Giving a hoot
I’ve always said, half jokingly, “if you find something you really like buy two because sure as anything they won’t make it anymore.” Nothing can be a better example of that philosophy than my old owl call. Many turkey hunters use a locator call to verify the position of a roosted tom and in the past I was no exception. Locator calls are usually loud calls made by common forest creatures such as owls, bobcats, crows or even pileated woodpeckers. By far the most common locator call used by turkey hunters is the call of the barred owl.
Barred owls are common here in New York and are part of the natural order of things, especially early in the morning when turkeys are safely perched in trees. Many hunters make excellent barred owl calls by using nothing but their own voices, while others rely on commercially made calls, some of which sound better than the real owl. I’ve always used a commercially made owl call because I’m never sure what will come out of my mouth in the early morning hours before the crack of dawn.

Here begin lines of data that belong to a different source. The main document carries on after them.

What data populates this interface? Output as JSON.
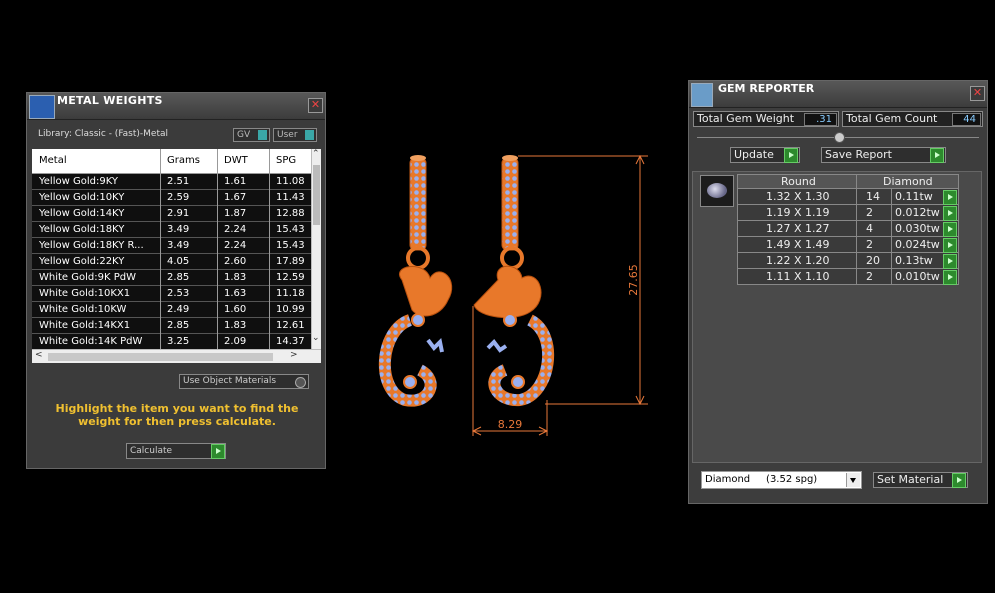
{
  "metal_weights": {
    "title": "METAL WEIGHTS",
    "close_glyph": "✕",
    "library": "Library: Classic - (Fast)-Metal",
    "gv_label": "GV",
    "user_label": "User",
    "columns": [
      "Metal",
      "Grams",
      "DWT",
      "SPG"
    ],
    "rows": [
      [
        "Yellow Gold:9KY",
        "2.51",
        "1.61",
        "11.08"
      ],
      [
        "Yellow Gold:10KY",
        "2.59",
        "1.67",
        "11.43"
      ],
      [
        "Yellow Gold:14KY",
        "2.91",
        "1.87",
        "12.88"
      ],
      [
        "Yellow Gold:18KY",
        "3.49",
        "2.24",
        "15.43"
      ],
      [
        "Yellow Gold:18KY R...",
        "3.49",
        "2.24",
        "15.43"
      ],
      [
        "Yellow Gold:22KY",
        "4.05",
        "2.60",
        "17.89"
      ],
      [
        "White Gold:9K PdW",
        "2.85",
        "1.83",
        "12.59"
      ],
      [
        "White Gold:10KX1",
        "2.53",
        "1.63",
        "11.18"
      ],
      [
        "White Gold:10KW",
        "2.49",
        "1.60",
        "10.99"
      ],
      [
        "White Gold:14KX1",
        "2.85",
        "1.83",
        "12.61"
      ],
      [
        "White Gold:14K PdW",
        "3.25",
        "2.09",
        "14.37"
      ]
    ],
    "scroll_up": "⌃",
    "scroll_down": "⌄",
    "scroll_left": "<",
    "scroll_right": ">",
    "use_object_materials": "Use Object Materials",
    "help_text": "Highlight the item you want to find the weight for then press calculate.",
    "calculate_label": "Calculate"
  },
  "gem_reporter": {
    "title": "GEM REPORTER",
    "close_glyph": "✕",
    "total_gem_weight_label": "Total Gem Weight",
    "total_gem_weight": ".31",
    "total_gem_count_label": "Total Gem Count",
    "total_gem_count": "44",
    "update_label": "Update",
    "save_report_label": "Save Report",
    "table_headers": [
      "Round",
      "Diamond"
    ],
    "gems": [
      {
        "size": "1.32 X 1.30",
        "count": "14",
        "weight": "0.11tw"
      },
      {
        "size": "1.19 X 1.19",
        "count": "2",
        "weight": "0.012tw"
      },
      {
        "size": "1.27 X 1.27",
        "count": "4",
        "weight": "0.030tw"
      },
      {
        "size": "1.49 X 1.49",
        "count": "2",
        "weight": "0.024tw"
      },
      {
        "size": "1.22 X 1.20",
        "count": "20",
        "weight": "0.13tw"
      },
      {
        "size": "1.11 X 1.10",
        "count": "2",
        "weight": "0.010tw"
      }
    ],
    "material_select": "Diamond     (3.52 spg)",
    "set_material_label": "Set Material"
  },
  "viewport": {
    "height_dimension": "27.65",
    "width_dimension": "8.29",
    "colors": {
      "metal": "#e8782a",
      "gems": "#9ab0f0",
      "dimension": "#e8783a"
    }
  }
}
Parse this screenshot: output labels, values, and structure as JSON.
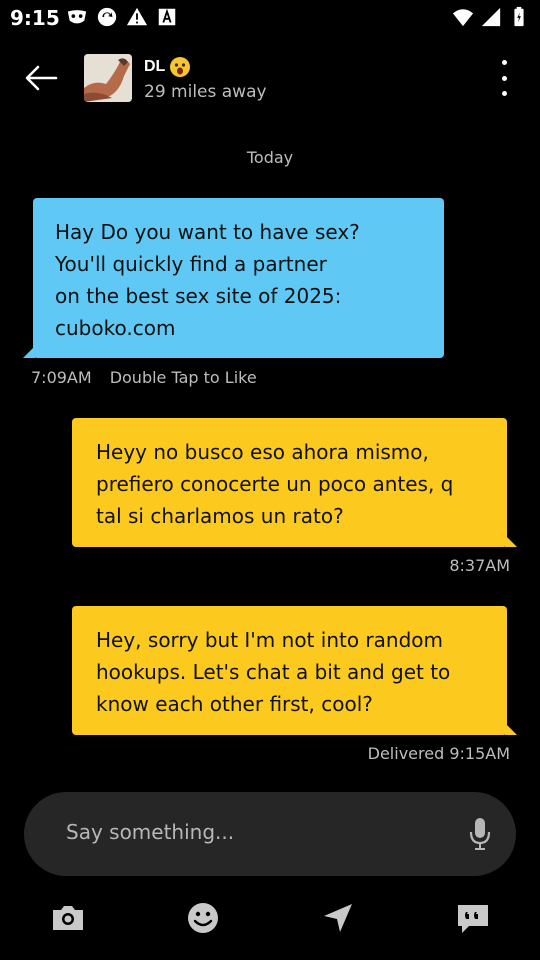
{
  "status_bar": {
    "time": "9:15",
    "left_icons": [
      "mask-icon",
      "sync-icon",
      "warning-icon",
      "a-box-icon"
    ],
    "right_icons": [
      "wifi-icon",
      "signal-icon",
      "battery-icon"
    ]
  },
  "header": {
    "name": "DL",
    "name_emoji": "astonished-face-icon",
    "distance": "29 miles away"
  },
  "conversation": {
    "date_separator": "Today",
    "messages": [
      {
        "direction": "incoming",
        "text": "Hay Do you want to have sex? You'll quickly find a partner on the best sex site of 2025: cuboko.com",
        "lines": [
          "Hay Do you want to have sex?",
          "You'll quickly find a partner",
          "on the best sex site of 2025:",
          "cuboko.com"
        ],
        "time": "7:09AM",
        "hint": "Double Tap to Like",
        "color": "#5fc8f5"
      },
      {
        "direction": "outgoing",
        "lines": [
          "Heyy no busco eso ahora mismo,",
          "prefiero conocerte un poco antes, q",
          "tal si charlamos un rato?"
        ],
        "time": "8:37AM",
        "color": "#fcca1f"
      },
      {
        "direction": "outgoing",
        "lines": [
          "Hey, sorry but I'm not into random",
          "hookups. Let's chat a bit and get to",
          "know each other first, cool?"
        ],
        "time": "Delivered 9:15AM",
        "color": "#fcca1f"
      }
    ]
  },
  "composer": {
    "placeholder": "Say something..."
  },
  "toolbar": {
    "icons": [
      "camera-icon",
      "emoji-icon",
      "location-icon",
      "quick-replies-icon"
    ]
  }
}
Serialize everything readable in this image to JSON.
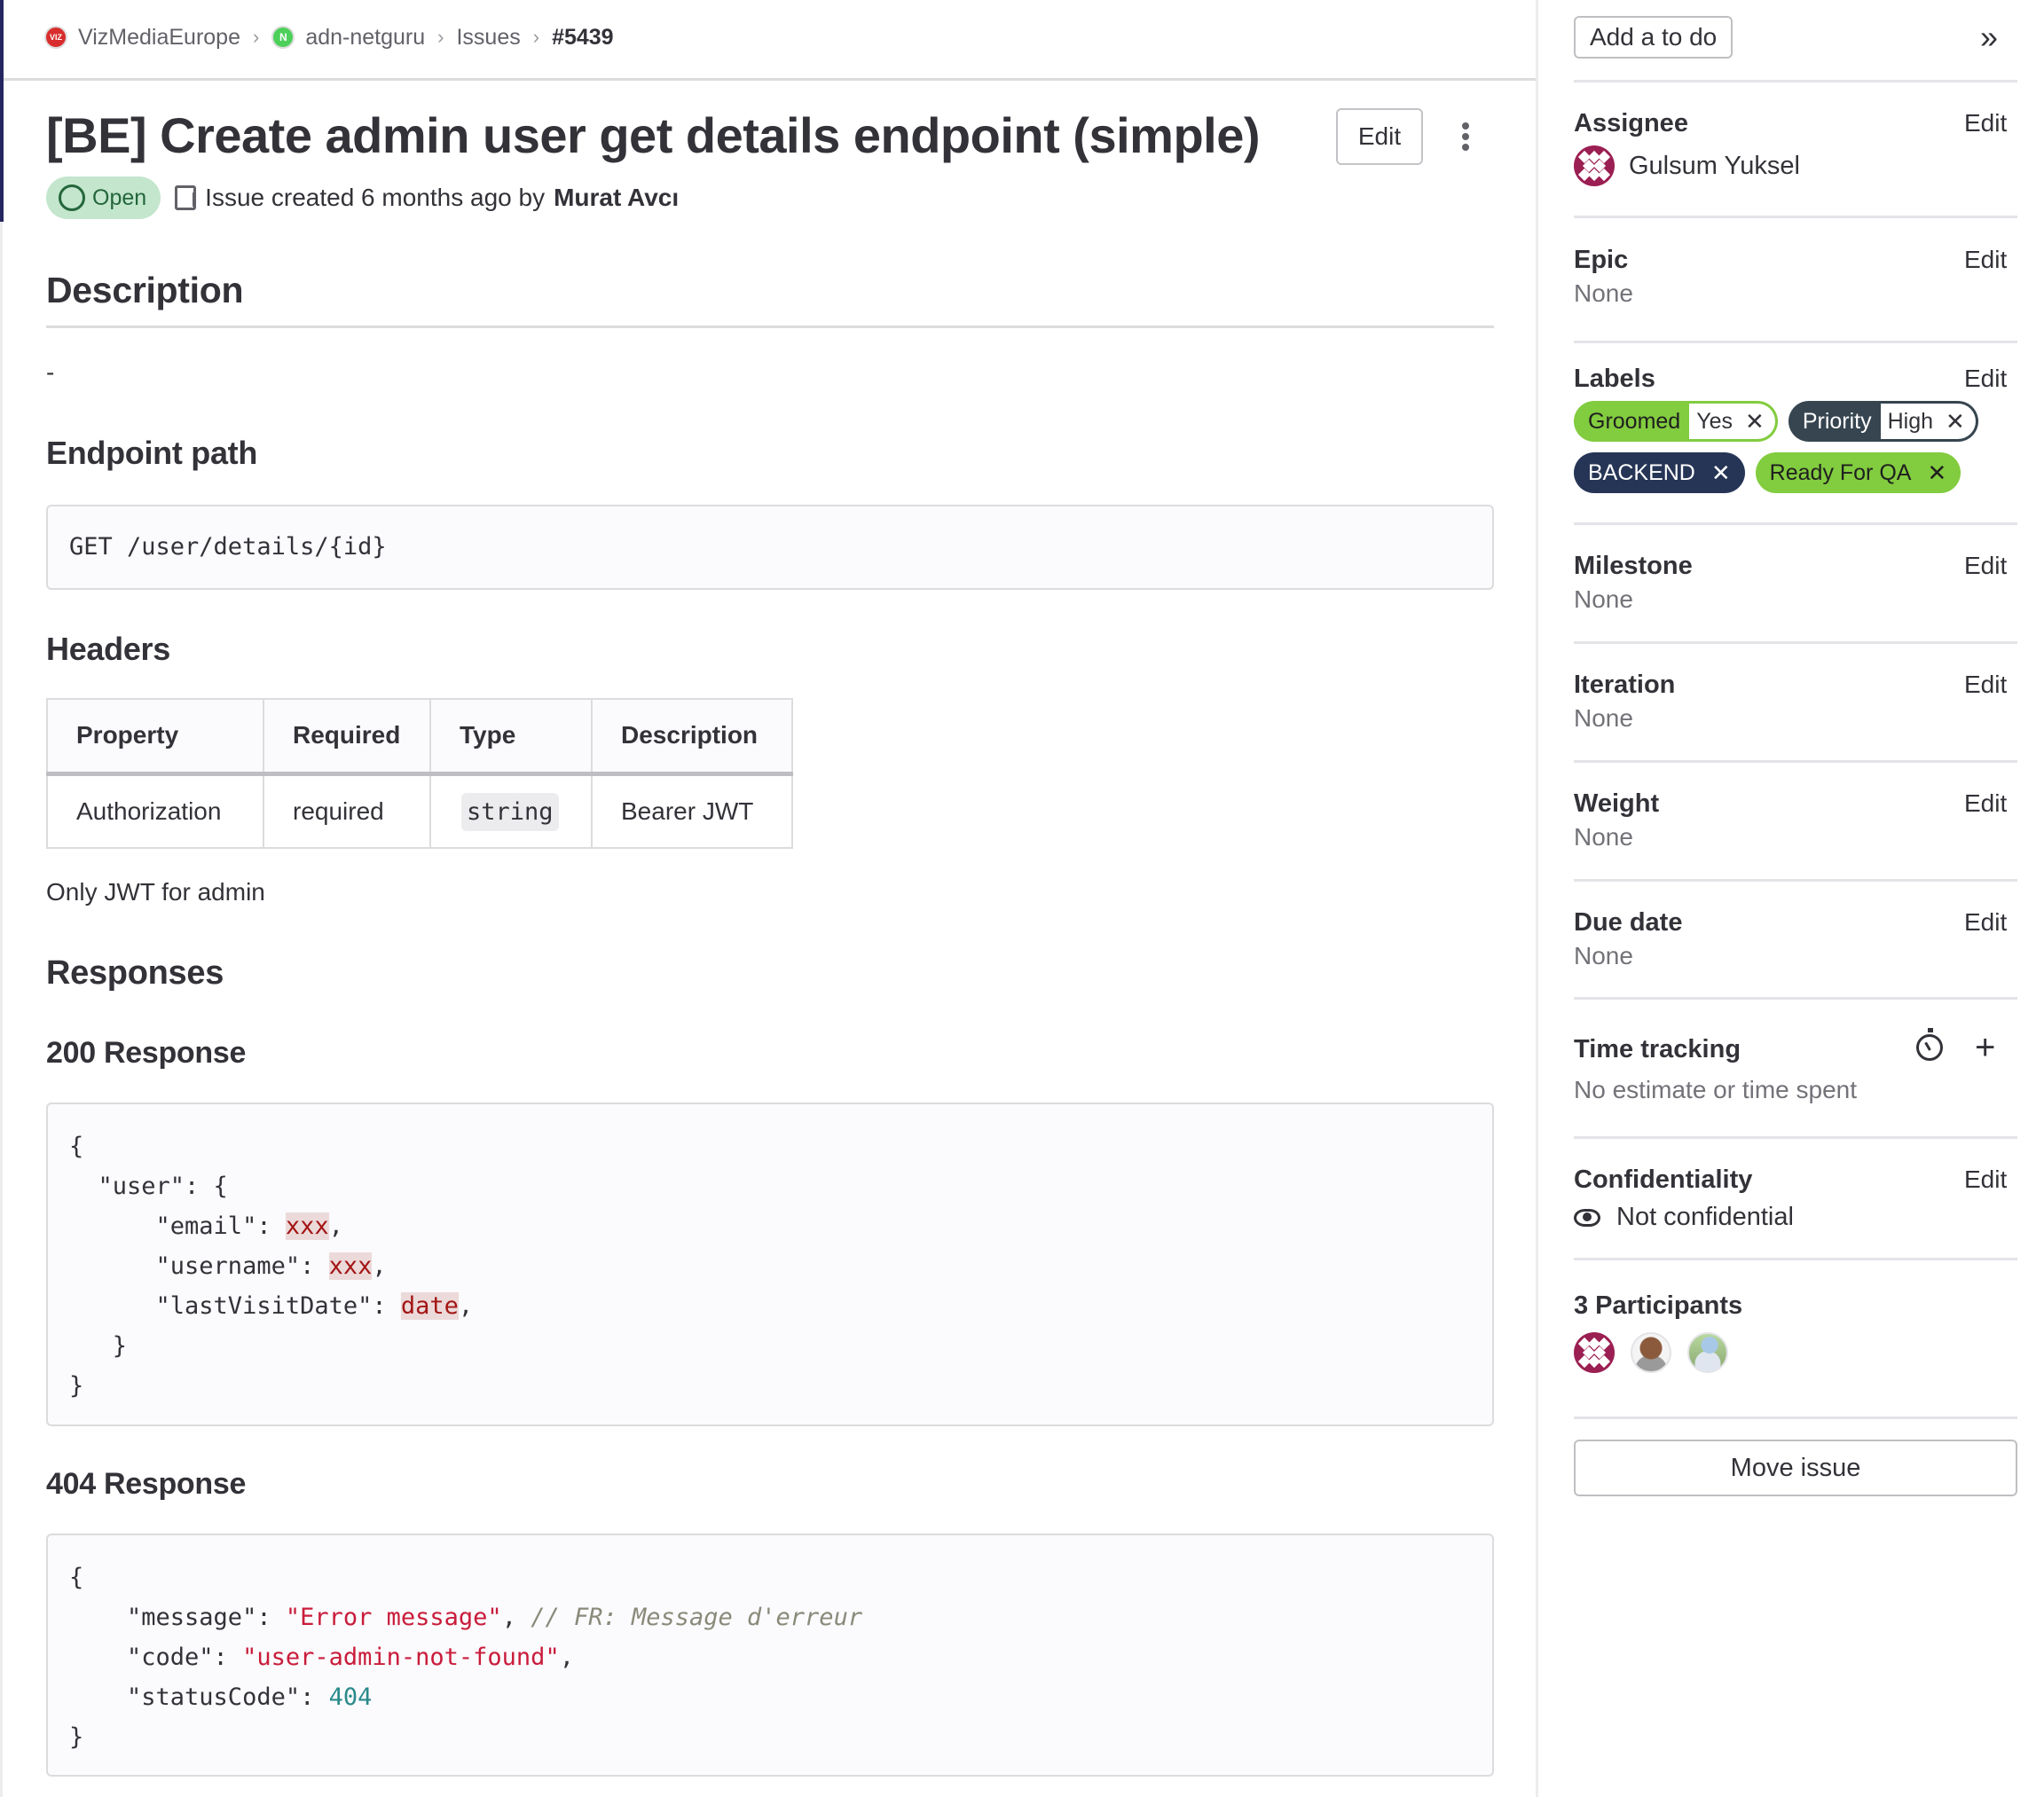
{
  "breadcrumb": {
    "items": [
      {
        "label": "VizMediaEurope",
        "avatar": "VIZ"
      },
      {
        "label": "adn-netguru",
        "avatar": "N"
      },
      {
        "label": "Issues"
      },
      {
        "label": "#5439"
      }
    ],
    "separator": "›"
  },
  "issue": {
    "title": "[BE] Create admin user get details endpoint (simple)",
    "edit_label": "Edit",
    "status": "Open",
    "meta_prefix": "Issue created 6 months ago by",
    "author": "Murat Avcı"
  },
  "description": {
    "heading": "Description",
    "dash": "-",
    "endpoint_heading": "Endpoint path",
    "endpoint": "GET /user/details/{id}",
    "headers_heading": "Headers",
    "table": {
      "columns": [
        "Property",
        "Required",
        "Type",
        "Description"
      ],
      "rows": [
        [
          "Authorization",
          "required",
          "string",
          "Bearer JWT"
        ]
      ]
    },
    "note": "Only JWT for admin",
    "responses_heading": "Responses",
    "r200_heading": "200 Response",
    "r200_lines": [
      {
        "pre": "{"
      },
      {
        "pre": "  \"user\": {"
      },
      {
        "pre": "      \"email\": ",
        "val": "xxx",
        "post": ","
      },
      {
        "pre": "      \"username\": ",
        "val": "xxx",
        "post": ","
      },
      {
        "pre": "      \"lastVisitDate\": ",
        "val": "date",
        "post": ","
      },
      {
        "pre": "   }"
      },
      {
        "pre": "}"
      }
    ],
    "r404_heading": "404 Response",
    "r404_lines": [
      {
        "pre": "{"
      },
      {
        "pre": "    \"message\": ",
        "str": "\"Error message\"",
        "post": ", ",
        "comment": "// FR: Message d'erreur"
      },
      {
        "pre": "    \"code\": ",
        "str": "\"user-admin-not-found\"",
        "post": ","
      },
      {
        "pre": "    \"statusCode\": ",
        "num": "404"
      },
      {
        "pre": "}"
      }
    ]
  },
  "sidebar": {
    "todo_label": "Add a to do",
    "collapse_icon": "»",
    "edit_label": "Edit",
    "assignee": {
      "title": "Assignee",
      "name": "Gulsum Yuksel"
    },
    "epic": {
      "title": "Epic",
      "value": "None"
    },
    "labels": {
      "title": "Labels",
      "items": [
        {
          "key": "Groomed",
          "value": "Yes",
          "color": "#82cc3f",
          "text": "#1f1f1f",
          "scoped": true
        },
        {
          "key": "Priority",
          "value": "High",
          "color": "#36454f",
          "text": "#ffffff",
          "scoped": true
        },
        {
          "key": "BACKEND",
          "color": "#263556",
          "text": "#ffffff",
          "scoped": false
        },
        {
          "key": "Ready For QA",
          "color": "#82cc3f",
          "text": "#1f1f1f",
          "scoped": false
        }
      ]
    },
    "milestone": {
      "title": "Milestone",
      "value": "None"
    },
    "iteration": {
      "title": "Iteration",
      "value": "None"
    },
    "weight": {
      "title": "Weight",
      "value": "None"
    },
    "due_date": {
      "title": "Due date",
      "value": "None"
    },
    "time_tracking": {
      "title": "Time tracking",
      "value": "No estimate or time spent"
    },
    "confidentiality": {
      "title": "Confidentiality",
      "value": "Not confidential"
    },
    "participants": {
      "title": "3 Participants",
      "count": 3
    },
    "move_label": "Move issue"
  }
}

The “Who cooks for you, who cooks for you all?” call of the barred owl is just easier to make when using a commercially made call and I find the call of the barred owl to be a more efficient turkey locator than calls mimicking other creatures, such as crows.
Back in the 1970s I had a commercially made metal owl hooter that looked like it was fabricated from an old juice can. I don’t know where I got it or who made it but it was by far the best owl hooter I’ve ever used. It was easy to use, had great volume and, more importantly, I almost never failed to get a roosted turkey to answer that call. Unfortunately, I no longer have it.
One morning I shot a nice gobbler and unloaded my gun. As I did so, the tom suddenly started flopping in the leaves and I ran to recover him. Unfortunately, as I ran toward the downed bird, a strand of old barbed wire fence wire buried under the leaves caught me by surprise and down I went. In my attempt to avoid injury, I twisted my body so I landed on my side and back. I was unhurt but I can’t say the same about my prized metal owl call. It was crushed.
No problem I thought. I got the bird and could replace the call with one like I just demolished. But that proved to be impossible. I went to every sporting goods store in our area looking for the same metal call as the one I destroyed but that was not to be. Nobody carried one exactly like the one I had. As my luck would have it, whoever made that call was either dead or out of business.
Today, I have at least a half dozen owl hooters and they work to some degree, but I’ve never had the success of getting a turkey to gobble on the roost as I did with that metal juice can. Rest assured, if I ever find a call like that again, you can bet the ranch I’m buying two.